Adopting a child legally takes a long time. There are stringent laws and hefty costs to consider. Due to this, childless couples still find it easier to go directly to hospitals, orphanages and charity homes.

All around the world, babies continue to be sold illegally on the black market because there is always a demand for it. Ethics aside, baby selling is an extremely lucrative business for sellers looking for personal gain.

In a phone interview with Reuters, police officer Aman Kumar said that he believes childless couples purchased at least five to six babies from that centre alone.

But as the Ranchi baby selling scandal began to slowly unfold, the Indian Child Welfare Committee (CWC) also discovered that other babies have been sold to various people in different cities for 50,000 to 70,000 rupees.

Police to Widen Investigations

Since then, authorities have sealed off the missionary’s Ranchi centre, and CWC has transferred the remaining 13 pregnant women to a different location. 

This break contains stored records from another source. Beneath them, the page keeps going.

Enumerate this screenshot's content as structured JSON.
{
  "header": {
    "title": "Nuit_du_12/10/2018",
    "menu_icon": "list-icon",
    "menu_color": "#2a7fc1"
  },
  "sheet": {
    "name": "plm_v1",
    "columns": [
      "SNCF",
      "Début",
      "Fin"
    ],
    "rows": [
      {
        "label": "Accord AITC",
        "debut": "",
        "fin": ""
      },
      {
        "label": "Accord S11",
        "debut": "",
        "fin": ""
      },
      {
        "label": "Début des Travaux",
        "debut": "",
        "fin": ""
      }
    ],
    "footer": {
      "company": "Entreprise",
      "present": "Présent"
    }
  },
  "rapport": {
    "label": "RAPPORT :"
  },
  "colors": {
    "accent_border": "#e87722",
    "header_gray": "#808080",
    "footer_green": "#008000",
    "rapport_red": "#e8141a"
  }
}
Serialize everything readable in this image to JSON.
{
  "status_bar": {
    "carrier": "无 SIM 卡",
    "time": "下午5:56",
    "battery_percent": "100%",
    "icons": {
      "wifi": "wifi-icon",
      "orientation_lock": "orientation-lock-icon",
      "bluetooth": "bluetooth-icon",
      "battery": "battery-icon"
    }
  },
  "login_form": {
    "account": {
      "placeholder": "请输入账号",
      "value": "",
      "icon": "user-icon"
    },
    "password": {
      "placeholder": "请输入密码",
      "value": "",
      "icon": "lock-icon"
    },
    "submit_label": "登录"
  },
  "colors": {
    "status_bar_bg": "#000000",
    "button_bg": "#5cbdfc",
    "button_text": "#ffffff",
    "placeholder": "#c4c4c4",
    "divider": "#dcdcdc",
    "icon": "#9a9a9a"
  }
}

The police will continue to investigate the workings of the baby selling operation. They will also look into the number of children sold or given away in the past years. 

The head of the Jharkhand State Child Protection Society told Reuters that they suspect the home was charging at least $600 for each baby.

Police have reason to believe that if this had been a lucrative trade, then there is reason to believe that other centres may be indulging in the same activities. Authorities intend to widen investigation to put a stop to it. Senior police officer RK Mallick expects more cases will begin to pop up, as they probe deeper into the Ranchi baby selling scandal.

If convicted, those arrested will be looking at a 10-year sentence.

Although proper child adoption process is complex, parents should not resort to buying babies illegally. Doing it properly will take a bit of time because social welfare needs to carry out screening and verification. This is to ensure that only eligible parents are allowed to adopt.

It might seem easier to buy babies illegally than it is to adopt. But those shady agreements are at your own risk. You might be provided with some papers, but problems can still arise when authorities find out that the child’s birth registration is not in the system. 

 

Sources: Fox News, BBC

Lead and Feature picture credit: AFP screengrab

Read also: How to adopt a baby in Singapore